Rep. David Muradian said that one of the sticking points in the compromise sports betting bill was the provision to allow MA bettors to wager on in-stage college teams during March Madness.
Under the deal, residents of the commonwealth can only bet on out-of-state college teams, with the exception of during tournaments.
Colleges key to MA sports betting
Industry perception was that college sports betting could have been make or break for the bill. The House estimated that the state would lose $25 to $35 million annually without college betting.
“That one specific provision was one of the ones since the very beginning I was chatting with my conferees about,” Muradian, a member of the six-member committee, told LSR Monday. “I felt that was quite important that if we were ever going to get to a point of (legalizing) college betting but not Massachusetts teams.
“Everyone loves a Cinderella story.
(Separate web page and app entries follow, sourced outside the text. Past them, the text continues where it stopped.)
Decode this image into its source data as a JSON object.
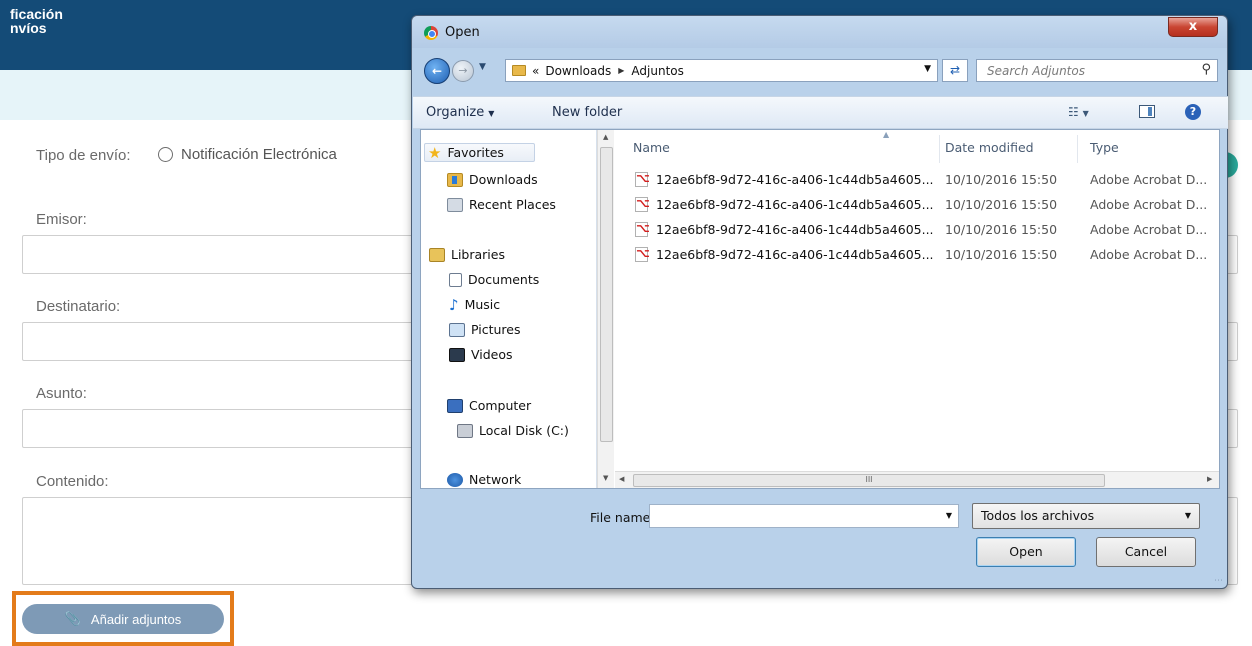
{
  "app": {
    "title": "ficación\nnvíos"
  },
  "form": {
    "tipo_label": "Tipo de envío:",
    "radio_label": "Notificación Electrónica",
    "emisor_label": "Emisor:",
    "destinatario_label": "Destinatario:",
    "asunto_label": "Asunto:",
    "contenido_label": "Contenido:",
    "attach_button": "Añadir adjuntos"
  },
  "dialog": {
    "title": "Open",
    "close_label": "x",
    "breadcrumb": [
      "«",
      "Downloads",
      "Adjuntos"
    ],
    "search_placeholder": "Search Adjuntos",
    "toolbar": {
      "organize": "Organize",
      "new_folder": "New folder"
    },
    "nav": {
      "favorites": "Favorites",
      "downloads": "Downloads",
      "recent_places": "Recent Places",
      "libraries": "Libraries",
      "documents": "Documents",
      "music": "Music",
      "pictures": "Pictures",
      "videos": "Videos",
      "computer": "Computer",
      "local_disk": "Local Disk (C:)",
      "network": "Network"
    },
    "columns": {
      "name": "Name",
      "date": "Date modified",
      "type": "Type"
    },
    "files": [
      {
        "name": "12ae6bf8-9d72-416c-a406-1c44db5a4605...",
        "date": "10/10/2016 15:50",
        "type": "Adobe Acrobat D..."
      },
      {
        "name": "12ae6bf8-9d72-416c-a406-1c44db5a4605...",
        "date": "10/10/2016 15:50",
        "type": "Adobe Acrobat D..."
      },
      {
        "name": "12ae6bf8-9d72-416c-a406-1c44db5a4605...",
        "date": "10/10/2016 15:50",
        "type": "Adobe Acrobat D..."
      },
      {
        "name": "12ae6bf8-9d72-416c-a406-1c44db5a4605...",
        "date": "10/10/2016 15:50",
        "type": "Adobe Acrobat D..."
      }
    ],
    "filename_label": "File name:",
    "filename_value": "",
    "filetype": "Todos los archivos",
    "open_button": "Open",
    "cancel_button": "Cancel"
  },
  "colors": {
    "header": "#144b77",
    "accent_orange": "#e37b1a",
    "attach_button": "#7e9ab6"
  }
}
And if one of our teams makes a run, I want everyone to have the opportunity to support them.”
Sleepless night leads to ‘strong bill’
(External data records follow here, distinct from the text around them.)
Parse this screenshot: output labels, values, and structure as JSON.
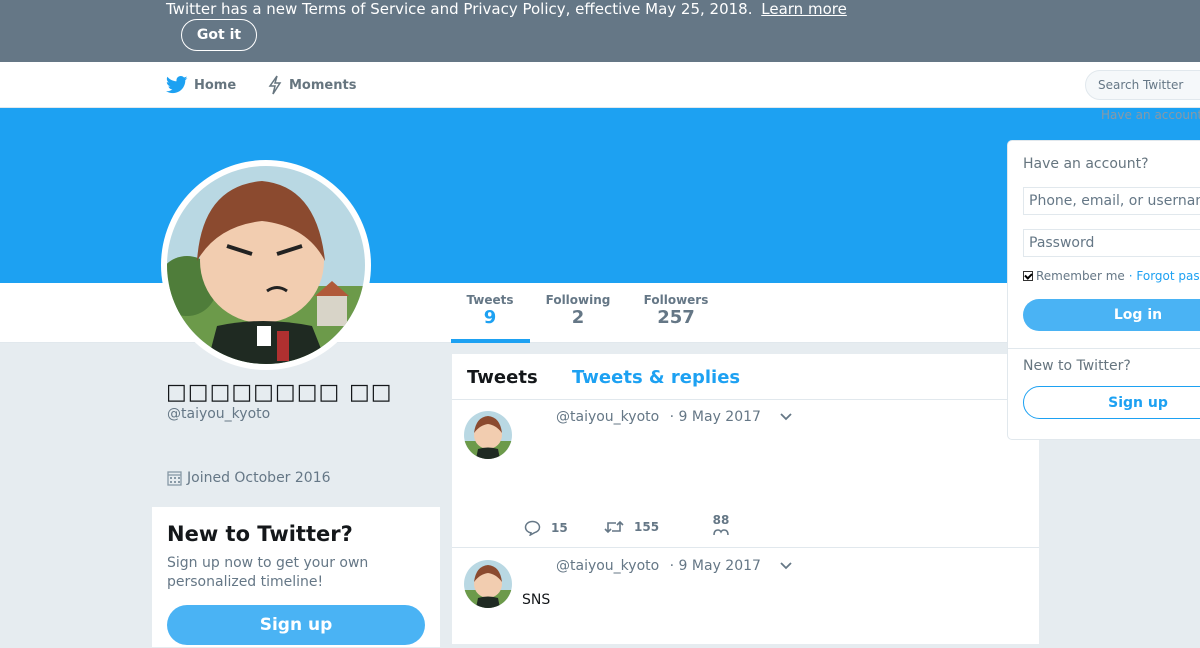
{
  "banner": {
    "text": "Twitter has a new Terms of Service and Privacy Policy, effective May 25, 2018.",
    "link": "Learn more",
    "button": "Got it"
  },
  "nav": {
    "home": "Home",
    "moments": "Moments",
    "search_placeholder": "Search Twitter",
    "have_account": "Have an account?"
  },
  "colors": {
    "brand": "#1da1f2",
    "banner": "#657786",
    "background": "#e6ecf0"
  },
  "profile": {
    "name": "□□□□□□□□ □□",
    "handle": "@taiyou_kyoto",
    "joined": "Joined October 2016",
    "stats": [
      {
        "label": "Tweets",
        "value": "9"
      },
      {
        "label": "Following",
        "value": "2"
      },
      {
        "label": "Followers",
        "value": "257"
      }
    ]
  },
  "new_card": {
    "title": "New to Twitter?",
    "text": "Sign up now to get your own personalized timeline!",
    "button": "Sign up"
  },
  "timeline": {
    "tabs": [
      "Tweets",
      "Tweets & replies"
    ],
    "tweets": [
      {
        "handle": "@taiyou_kyoto",
        "date": "· 9 May 2017",
        "text": "",
        "replies": "15",
        "retweets": "155",
        "likes": "88"
      },
      {
        "handle": "@taiyou_kyoto",
        "date": "· 9 May 2017",
        "text": "SNS"
      }
    ]
  },
  "login": {
    "title": "Have an account?",
    "user_placeholder": "Phone, email, or username",
    "password_placeholder": "Password",
    "remember": "Remember me",
    "forgot": "· Forgot password?",
    "login_button": "Log in",
    "new_to_twitter": "New to Twitter?",
    "signup_button": "Sign up"
  },
  "icons": [
    "twitter-bird-icon",
    "moments-bolt-icon",
    "calendar-icon",
    "reply-icon",
    "retweet-icon",
    "like-icon",
    "caret-down-icon"
  ]
}
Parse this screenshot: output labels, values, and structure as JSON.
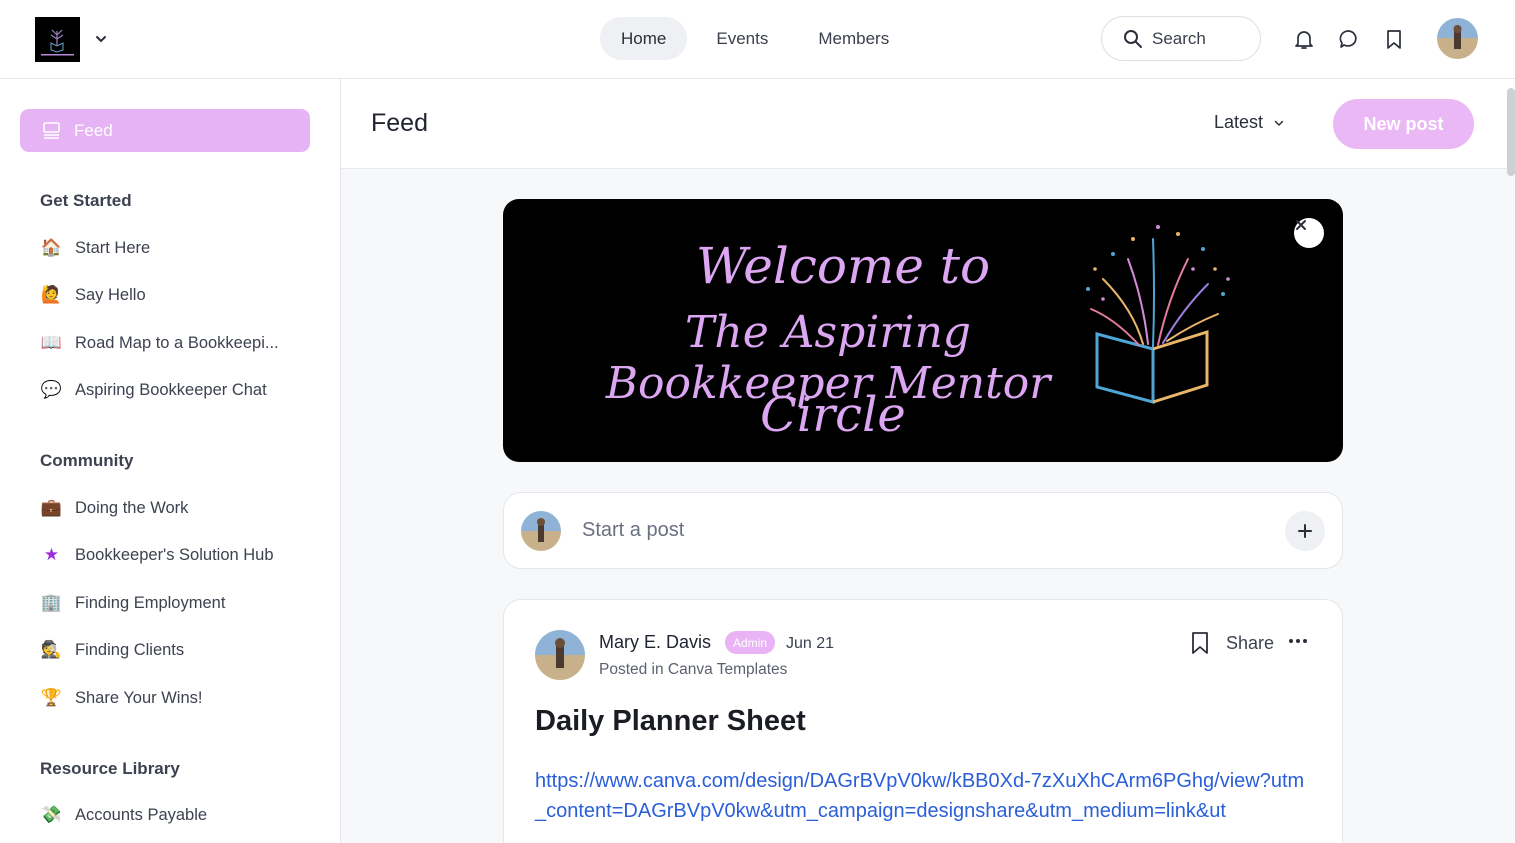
{
  "topbar": {
    "nav": [
      "Home",
      "Events",
      "Members"
    ],
    "active_nav": "Home",
    "search_label": "Search"
  },
  "sidebar": {
    "feed_label": "Feed",
    "sections": [
      {
        "title": "Get Started",
        "items": [
          {
            "label": "Start Here",
            "icon": "house-icon"
          },
          {
            "label": "Say Hello",
            "icon": "waving-person-icon"
          },
          {
            "label": "Road Map to a Bookkeepi...",
            "icon": "open-book-icon"
          },
          {
            "label": "Aspiring Bookkeeper Chat",
            "icon": "chat-bubble-icon"
          }
        ]
      },
      {
        "title": "Community",
        "items": [
          {
            "label": "Doing the Work",
            "icon": "briefcase-icon"
          },
          {
            "label": "Bookkeeper's Solution Hub",
            "icon": "star-icon"
          },
          {
            "label": "Finding Employment",
            "icon": "office-building-icon"
          },
          {
            "label": "Finding Clients",
            "icon": "detective-icon"
          },
          {
            "label": "Share Your Wins!",
            "icon": "trophy-icon"
          }
        ]
      },
      {
        "title": "Resource Library",
        "items": [
          {
            "label": "Accounts Payable",
            "icon": "money-icon"
          }
        ]
      }
    ]
  },
  "main": {
    "title": "Feed",
    "sort_label": "Latest",
    "new_post_label": "New post"
  },
  "banner": {
    "line1": "Welcome to",
    "line2": "The Aspiring Bookkeeper Mentor",
    "line3": "Circle"
  },
  "composer": {
    "placeholder": "Start a post"
  },
  "post": {
    "author": "Mary E. Davis",
    "badge": "Admin",
    "date": "Jun 21",
    "posted_in": "Posted in Canva Templates",
    "share_label": "Share",
    "title": "Daily Planner Sheet",
    "link": "https://www.canva.com/design/DAGrBVpV0kw/kBB0Xd-7zXuXhCArm6PGhg/view?utm_content=DAGrBVpV0kw&utm_campaign=designshare&utm_medium=link&ut"
  },
  "colors": {
    "accent": "#e6b3f5",
    "banner_text": "#dca6f3",
    "link": "#2b5fd9"
  }
}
Muradian had not slept since 9 a.m. Sunday as he pulled into his driveway around noon Monday.
The regular session was supposed to end at midnight, but a logjam of bills caused the MA legislature to suspend official time. Negotiations on the sports betting bill wrapped up just before 5 a.m.
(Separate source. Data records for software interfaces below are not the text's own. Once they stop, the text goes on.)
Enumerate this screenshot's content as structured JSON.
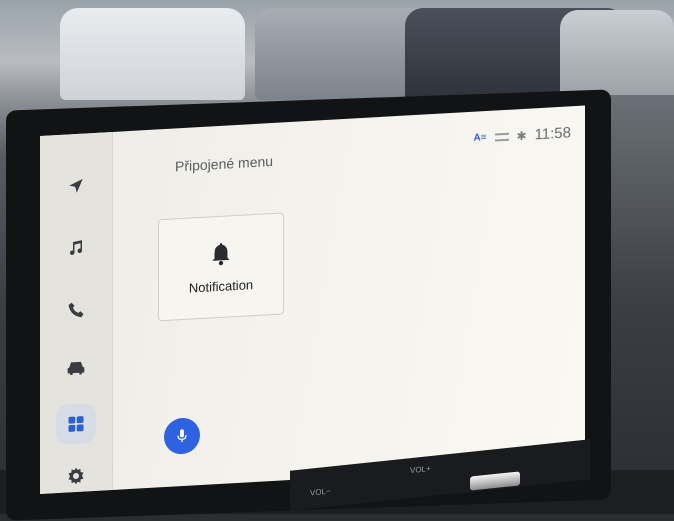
{
  "header": {
    "title": "Připojené menu"
  },
  "status_bar": {
    "time": "11:58"
  },
  "sidebar": {
    "items": [
      {
        "icon": "navigation-icon"
      },
      {
        "icon": "music-icon"
      },
      {
        "icon": "phone-icon"
      },
      {
        "icon": "car-icon"
      },
      {
        "icon": "apps-grid-icon",
        "active": true
      },
      {
        "icon": "settings-icon"
      }
    ]
  },
  "tiles": [
    {
      "icon": "bell-icon",
      "label": "Notification"
    }
  ],
  "voice": {
    "icon": "microphone-icon"
  },
  "hardware": {
    "vol_minus": "VOL−",
    "vol_plus": "VOL+"
  },
  "colors": {
    "accent": "#2f62e0",
    "screen_bg": "#f4f2ec"
  }
}
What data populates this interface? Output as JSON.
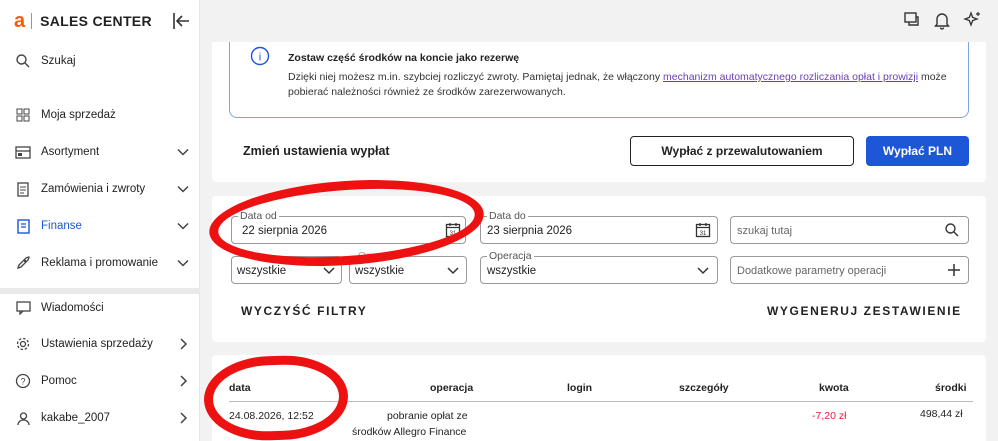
{
  "brand": {
    "logo_letter": "a",
    "name": "SALES CENTER"
  },
  "sidebar": {
    "items": [
      {
        "label": "Szukaj",
        "icon": "search-icon"
      },
      {
        "label": "Moja sprzedaż",
        "icon": "grid-icon"
      },
      {
        "label": "Asortyment",
        "icon": "box-icon"
      },
      {
        "label": "Zamówienia i zwroty",
        "icon": "document-icon"
      },
      {
        "label": "Finanse",
        "icon": "finance-icon",
        "active": true
      },
      {
        "label": "Reklama i promowanie",
        "icon": "rocket-icon"
      },
      {
        "label": "Wiadomości",
        "icon": "message-icon"
      },
      {
        "label": "Ustawienia sprzedaży",
        "icon": "gear-icon"
      },
      {
        "label": "Pomoc",
        "icon": "help-icon"
      },
      {
        "label": "kakabe_2007",
        "icon": "user-icon"
      }
    ]
  },
  "info": {
    "title": "Zostaw część środków na koncie jako rezerwę",
    "body_start": "Dzięki niej możesz m.in. szybciej rozliczyć zwroty. Pamiętaj jednak, że włączony ",
    "link": "mechanizm automatycznego rozliczania opłat i prowizji",
    "body_end": " może pobierać należności również ze środków zarezerwowanych."
  },
  "payout": {
    "title": "Zmień ustawienia wypłat",
    "convert_button": "Wypłać z przewalutowaniem",
    "pln_button": "Wypłać PLN"
  },
  "filters": {
    "date_from_label": "Data od",
    "date_from_value": "22 sierpnia 2026",
    "date_to_label": "Data do",
    "date_to_value": "23 sierpnia 2026",
    "search_placeholder": "szukaj tutaj",
    "select1_value": "wszystkie",
    "select2_label": "Operator",
    "select2_value": "wszystkie",
    "operation_label": "Operacja",
    "operation_value": "wszystkie",
    "extra_params_placeholder": "Dodatkowe parametry operacji",
    "clear_button": "WYCZYŚĆ FILTRY",
    "generate_button": "WYGENERUJ ZESTAWIENIE"
  },
  "table": {
    "headers": [
      "data",
      "operacja",
      "login",
      "szczegóły",
      "kwota",
      "środki"
    ],
    "rows": [
      {
        "date": "24.08.2026, 12:52",
        "operation_line1": "pobranie opłat ze",
        "operation_line2": "środków Allegro Finance",
        "amount": "-7,20 zł",
        "funds": "498,44 zł"
      }
    ]
  },
  "colors": {
    "accent": "#1d56d7",
    "brand": "#ff5a00",
    "negative": "#e01e3c",
    "annotation": "#ee1111"
  }
}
Other keys to the bill include a 20% tax rate on online sports betting and a 15% tax rate on retail. There is also the opportunity for up to 15 online sports betting licenses.
“We have what I think is probably what many people in the industry will look at as an unbelievably strong bill,” Muradian said. “And for all the other states that haven’t yet crossed the finish line, in doing this legislation, I think this is something that everyone can look at and try to emulate.”
No start date yet …
Legal sports betting in MA could be up and running during football season.
The bill must be signed into law by sports betting advocate Gov. Charlie Baker, and is already being reviewed by the legal team with the state’s gaming commission.
“I wish I could pinpoint when we’re going to have that first wager, but I can tell you that I’m going to be putting money on my Patriots,” Muradian said.
… but no failure either
Muradian told LSR Thursday that it would have been a failure for the commonwealth if policymakers could not find common ground.
“It totally would’ve been a failure. I totally believe that, and I would’ve never come off that because I thought that we would’ve been failing the citizens of the commonwealth,” Muradian said. “But I’m an optimist and I always had faith.
“I knew that we put forth an unbelievably strong bill in the House, and I think that there were many Senate members that saw a lot of value to it. Obviously, if you look at the final outcome, the conferees kind of agreed with us, too. And their input was invaluable and we just put together a really strong piece of legislation.”
With that, Muradian was set to take a short nap before getting back to work on other issues.
MA casinos excited to offer retail sports betting
Three MA casino executives from Encore Boston Harbor, MGM Springfield and Plainridge Park sent a letter to policymakers last week urging passage of the stalled sports betting bill.
Each licensed MA casino gets a retail license and access to two online sports betting skins. Racetracks get retail and one skin, with seven open online licenses.
“We are thrilled the State Legislature reached an agreement to create a safe, regulated and legalized sports betting environment for Bay State residents and look forward to Governor Baker signing the bill,” MGM Resorts International Northeast president/COO Chris Kelley said in a statement.
“This new industry will allow Massachusetts to repatriate the revenue and jobs currently being lost to neighboring states and the illegal betting market.”
Industry pleased with bill components
There was plenty of concern about the MA sports betting bill. Many in the industry expressed skepticism about not only whether it would pass but what it would look like if it did.
The Senate, for example, desired a 35% tax rate on online sports betting that would have ranked behind only New York and Pennsylvania. But that didn’t happen.
“Today’s agreement is a huge win for Massachusetts consumers and major blow to the illegal bookies who have operated in the shadows for decades. We believed that a compromise was reachable because it has always been in the best interest of the commonwealth regulate sports wagering,” iDEA Growth founder and general counsel Jeff Ifrah said in a statement.